This past Friday, Jewish colleagues and friends set upon social media with lively discussions about Haaretz’s endorsement of Barack Obama for a second term in office. The question at hand seemed to be why a foreign newspaper — and an Israeli one in particular — would endorse an American presidential candidate.

Implicit in the conversations was the concern that Israeli institutions, including the premiership, defense establishment, and now even news media, were inserting themselves indecorously into American politics. Likewise, below the surface lay an age-old worry: is it good for the Jews?

While these perturbations should not be dismissed, it seems that they would benefit from greater contextualization. The question might not be why an Israeli publication (and one of great repute at that) would endorse an American candidate, but rather why it shouldn’t.

First, Haaretz is but one of many foreign newspapers to endorse an American candidate for president. While fewer foreign media outlets appear to have done so this presidential election than the last, I spent some quality time this weekend poring over the London Economist’s political analysis and rather weak endorsement of President Obama.

Likewise, there is no reason to suggest that such endorsements are confined to newspapers. It would seem that the Nobel Prize Committee functionally endorsed President Obama earlier on in his term, and that there has been a slew of commentaries from foreign leaders about the elections.

Just yesterday, Mexico’s former president, Vicente Fox, lambasted Mitt Romney and his stance on immigration:

He himself has immigrant [roots]. I don’t understand — why this position?… Maybe they have figured out that without the Hispanic vote they can make it. And let’s say that is true. But what is going to be the capacity of the nation during the next four years if there is a divide?

Likewise, one might remember the “rebuke” that British Prime Minister David Cameron gave Romney in a spat over the London Olympics, suggesting that Romney was in no place to criticize the British government, given that he had only helped orchestrate Olympic games in “the middle of nowhere.”

That Israel’s Prime Minister Benjamin Netanyahu has danced a somewhat careful dance between American candidates does not mean that he has lacked for expression of opinion about them or their policies. It is widely understood that he would prefer a Romney presidency to a second term for President Obama.

Prime Minister Benjamin Netanyahu welcomes Mitt Romney at his Jerusalem office, July, 2012 (photo credit: Avi Ohayon/GPO/Flash90)

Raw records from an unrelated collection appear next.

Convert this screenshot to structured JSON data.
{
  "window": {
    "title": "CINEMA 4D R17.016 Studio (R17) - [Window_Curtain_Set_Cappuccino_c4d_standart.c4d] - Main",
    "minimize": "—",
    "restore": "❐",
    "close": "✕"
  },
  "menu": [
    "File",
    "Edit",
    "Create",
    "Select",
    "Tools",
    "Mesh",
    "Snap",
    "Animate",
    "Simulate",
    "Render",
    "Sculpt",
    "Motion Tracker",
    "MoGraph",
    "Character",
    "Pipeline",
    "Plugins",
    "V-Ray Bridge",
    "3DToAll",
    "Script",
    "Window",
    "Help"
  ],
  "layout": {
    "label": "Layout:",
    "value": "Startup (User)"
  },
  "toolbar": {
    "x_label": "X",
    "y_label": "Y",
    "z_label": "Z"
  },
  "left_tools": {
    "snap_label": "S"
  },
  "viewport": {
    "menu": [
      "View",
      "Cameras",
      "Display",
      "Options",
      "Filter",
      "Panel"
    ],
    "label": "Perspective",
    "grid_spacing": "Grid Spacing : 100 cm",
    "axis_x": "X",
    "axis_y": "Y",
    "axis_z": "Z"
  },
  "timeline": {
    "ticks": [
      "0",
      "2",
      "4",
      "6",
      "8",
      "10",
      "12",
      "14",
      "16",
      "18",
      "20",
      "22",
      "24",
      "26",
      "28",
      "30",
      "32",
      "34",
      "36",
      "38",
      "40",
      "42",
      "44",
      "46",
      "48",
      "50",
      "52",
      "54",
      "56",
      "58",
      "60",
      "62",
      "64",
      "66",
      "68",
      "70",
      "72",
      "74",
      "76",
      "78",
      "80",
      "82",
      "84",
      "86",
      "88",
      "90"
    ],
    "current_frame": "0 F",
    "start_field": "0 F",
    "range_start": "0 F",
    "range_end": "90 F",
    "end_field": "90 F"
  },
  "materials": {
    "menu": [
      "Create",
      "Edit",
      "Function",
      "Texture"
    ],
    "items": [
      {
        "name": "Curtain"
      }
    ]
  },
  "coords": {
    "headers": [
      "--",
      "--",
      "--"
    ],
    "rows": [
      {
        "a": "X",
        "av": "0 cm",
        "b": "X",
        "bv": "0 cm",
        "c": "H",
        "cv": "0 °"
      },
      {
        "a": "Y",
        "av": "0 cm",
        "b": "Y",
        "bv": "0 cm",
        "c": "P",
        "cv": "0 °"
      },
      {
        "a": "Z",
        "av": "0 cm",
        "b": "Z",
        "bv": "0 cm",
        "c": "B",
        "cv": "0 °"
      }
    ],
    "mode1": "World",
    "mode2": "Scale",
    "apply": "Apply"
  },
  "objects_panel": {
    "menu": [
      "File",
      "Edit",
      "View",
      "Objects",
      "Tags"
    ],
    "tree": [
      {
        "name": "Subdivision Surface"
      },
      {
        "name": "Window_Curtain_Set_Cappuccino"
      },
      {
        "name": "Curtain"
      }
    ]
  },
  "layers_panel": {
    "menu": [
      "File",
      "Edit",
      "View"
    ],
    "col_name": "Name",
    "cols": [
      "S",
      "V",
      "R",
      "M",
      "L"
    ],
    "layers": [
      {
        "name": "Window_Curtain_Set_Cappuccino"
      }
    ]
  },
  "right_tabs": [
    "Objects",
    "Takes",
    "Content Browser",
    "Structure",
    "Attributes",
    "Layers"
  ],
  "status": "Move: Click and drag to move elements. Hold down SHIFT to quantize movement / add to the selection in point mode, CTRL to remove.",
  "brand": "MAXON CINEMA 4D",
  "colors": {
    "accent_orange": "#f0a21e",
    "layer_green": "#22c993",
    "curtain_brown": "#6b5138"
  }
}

Prime Minister Benjamin Netanyahu welcomes Mitt Romney at his Jerusalem office, July, 2012 (photo credit: Avi Ohayon/GPO/Flash90)

The question remains, however, why we should mind that the head of state from one country would rather collaborate with one candidate from another — and expresses his or her views. Even as Israel holds an important place within American foreign policy, would we really be bold enough to suggest that its place is more important for American foreign policy than that of Mexico or Great Britain, its geographically proximate and longest-standing allies, respectively?

What appears to be reflected in Haaretz’s endorsement of Obama, more than the uniqueness of America’s relationship with Israel, is the recognition of globalization and the extent to which the leaders of one country impact the realities in others. The person elected president of the United States will influence the well-being of citizens in countless countries around the world. Correspondingly, Israel is but one American ally whose political and thought leaders are expressing opinions about the potential leaders of the United States.

What is unique about Haaretz’s endorsement of President Obama, and ongoing commentaries about the election, is not the endorsement itself, but the self-consciousness it has evoked among some American Jews. While at times the recurrent discussion of American foreign policy in the Middle East can grow unnerving, we should rejoice in the fact that Israel remains integrally connected to the process of globalization, and its press free to comment on whatever it so chooses — whether domestically, or overseas.

It would be problematic if Haaretz were speaking on behalf of all Jews, and not just the intellectual elite of Israel (who comprise a large portion of its readers). American Jews are not out of bounds to worry that Israeli governmental, social, and media institutions might at some moments overreach and venture to present their own constituents’ views as normative for all Jews. But the vibrancy of Israel’s press should be a cause for joy — and the views it presents a start, not close, to conversations about international diplomacy.

Haaretz should be commended for its endorsement of an American presidential candidate, and other Israeli publications should be encouraged to follow suit, to display with greater clarity the diversity of views held within Israel itself.